The public debate which ensued from mid 1909 until Morner was recalled by the Swedish Foreign Ministry in August 1910, initially took place between the consul, the Minister for Customs and former Prime Minister, Alfred Deakin and the New South Wales Premier, Charles Wade. However it was confined to these three for a very short time, as the airing in the national press (especially along the eastern seaboard), of claim and counter-claim, readily captured the attention of the reading public. Discussion ensued regarding not only Australian migration policy per se, but what that country offered migrants, and what kind were actually deemed 'appropriate'. Letters to the Editor sections in the national press, and the fortnightly publication for Scandinavian expatriates, Norden, contained a diverse array of strongly worded opinions ranging from relatively new arrivals, those who had become naturalized Australian citizens, those born in Australia and a minority who wished they had never arrived (21). It is interesting to note that amongst the many comments expressed by Swedes in Norden, the majority, whilst recognizing Morner's integrity as a patriot and member of the Swedish nobility, argued that their lives although not necessarily easy in Australia, still exhibited a marked improvement from that experienced in their former homeland. Many were at pains to declare both enduring affection for the 'mother country', and their loyalty and gratitude to their new home (22). Examples were continually presented of the 'newness' of Australia: its great potential for expansion, not simply in a commercial sense, but in a political and social sense also. For many migrants, not Swedes alone, it was this very newness which was exciting and gave them the courage to venture such a distance to try their luck in a country the majority of them actually knew so little about.

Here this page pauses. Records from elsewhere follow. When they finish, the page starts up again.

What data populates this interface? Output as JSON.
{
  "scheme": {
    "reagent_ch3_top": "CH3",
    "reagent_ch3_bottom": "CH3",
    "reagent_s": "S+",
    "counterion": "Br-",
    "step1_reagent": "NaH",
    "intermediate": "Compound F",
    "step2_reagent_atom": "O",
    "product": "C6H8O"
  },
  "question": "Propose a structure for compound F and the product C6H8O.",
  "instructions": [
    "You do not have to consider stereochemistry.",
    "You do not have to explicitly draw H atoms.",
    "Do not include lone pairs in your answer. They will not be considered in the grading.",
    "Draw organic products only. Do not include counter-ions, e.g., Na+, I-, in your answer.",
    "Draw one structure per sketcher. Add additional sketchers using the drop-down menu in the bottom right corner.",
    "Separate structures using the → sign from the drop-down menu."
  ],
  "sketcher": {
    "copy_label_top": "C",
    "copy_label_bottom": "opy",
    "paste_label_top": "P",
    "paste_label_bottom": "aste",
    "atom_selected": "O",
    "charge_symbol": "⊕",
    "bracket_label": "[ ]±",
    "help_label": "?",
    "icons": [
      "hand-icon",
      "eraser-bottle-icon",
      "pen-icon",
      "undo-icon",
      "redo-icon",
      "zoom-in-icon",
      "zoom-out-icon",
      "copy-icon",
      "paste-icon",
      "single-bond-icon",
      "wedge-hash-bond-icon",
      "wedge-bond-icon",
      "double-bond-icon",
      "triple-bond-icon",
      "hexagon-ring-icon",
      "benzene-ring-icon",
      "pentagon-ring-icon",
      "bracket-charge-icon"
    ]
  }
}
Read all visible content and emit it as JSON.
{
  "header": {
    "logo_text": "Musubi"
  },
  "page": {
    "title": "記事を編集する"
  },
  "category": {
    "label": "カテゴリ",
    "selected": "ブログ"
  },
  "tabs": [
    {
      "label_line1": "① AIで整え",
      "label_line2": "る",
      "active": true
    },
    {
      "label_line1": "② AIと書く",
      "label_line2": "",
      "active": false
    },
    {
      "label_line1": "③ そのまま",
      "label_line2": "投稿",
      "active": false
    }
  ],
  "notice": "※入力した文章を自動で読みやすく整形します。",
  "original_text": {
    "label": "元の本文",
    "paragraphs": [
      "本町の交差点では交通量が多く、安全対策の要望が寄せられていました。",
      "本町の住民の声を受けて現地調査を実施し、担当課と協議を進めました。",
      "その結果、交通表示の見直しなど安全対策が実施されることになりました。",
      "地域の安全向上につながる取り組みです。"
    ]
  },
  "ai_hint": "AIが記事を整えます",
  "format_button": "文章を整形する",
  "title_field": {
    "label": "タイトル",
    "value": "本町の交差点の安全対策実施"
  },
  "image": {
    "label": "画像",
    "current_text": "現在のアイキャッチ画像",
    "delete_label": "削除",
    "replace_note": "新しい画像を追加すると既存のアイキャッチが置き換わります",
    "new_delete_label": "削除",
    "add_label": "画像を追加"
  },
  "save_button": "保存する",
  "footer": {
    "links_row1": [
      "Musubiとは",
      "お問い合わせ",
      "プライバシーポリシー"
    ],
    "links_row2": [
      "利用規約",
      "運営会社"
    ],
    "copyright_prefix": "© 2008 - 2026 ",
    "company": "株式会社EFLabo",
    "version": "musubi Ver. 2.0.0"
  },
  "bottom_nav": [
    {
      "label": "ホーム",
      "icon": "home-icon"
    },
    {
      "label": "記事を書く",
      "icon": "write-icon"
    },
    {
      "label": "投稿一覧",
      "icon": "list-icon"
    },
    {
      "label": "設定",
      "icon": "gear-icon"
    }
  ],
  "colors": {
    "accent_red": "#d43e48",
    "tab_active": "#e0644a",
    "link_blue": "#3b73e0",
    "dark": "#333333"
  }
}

Interestingly, it was the potentiality of Australia's newness and what it offered migrants that Morner failed to perceive when he surveyed the Australian political and social landscape. The seasoned traveller and adventurer failed to recognize one of the most salient features Australia had to offer a migrant was the romance of frontier: something Morner himself constantly craved. In addition, he failed to see the allure of new beginnings in a society which proudly proclaimed itself unfettered by the social constraints of 'old Europe'. Morner also missed the attraction of a dynamic economy and the potential that existed for hardworking and astute migrants to either begin new ventures for themselves, or have regular employment and perhaps move up the ladder. In placing the debate of Swedish migration to Australia firmly in the public domain and arguing forcefully against it, Morner made response irresistible, and unintentionally compelled a number of Australians to address his argument and why, to many, it simply did not have validity. It is apparent from the tone of correspondence from expatriate Scandinavians in the Letters to the Editors columns in the national press, that they were loath to enter into disputation with Morner in light of his status. However it is significant that a number felt his opinions regarding Australia were skewed to such an extent that they felt compelled to make comment. Certainly there were some correspondents who agreed with Morner, but these were in the minority of writers, although it must be recognized that the number of those disaffected Scandinavians for whom Australia had not fulfilled their expectations but were unable to return home, either through financial or other constraints, and who did not venture their opinions in the Australian press, must also be taken into consideration in this context.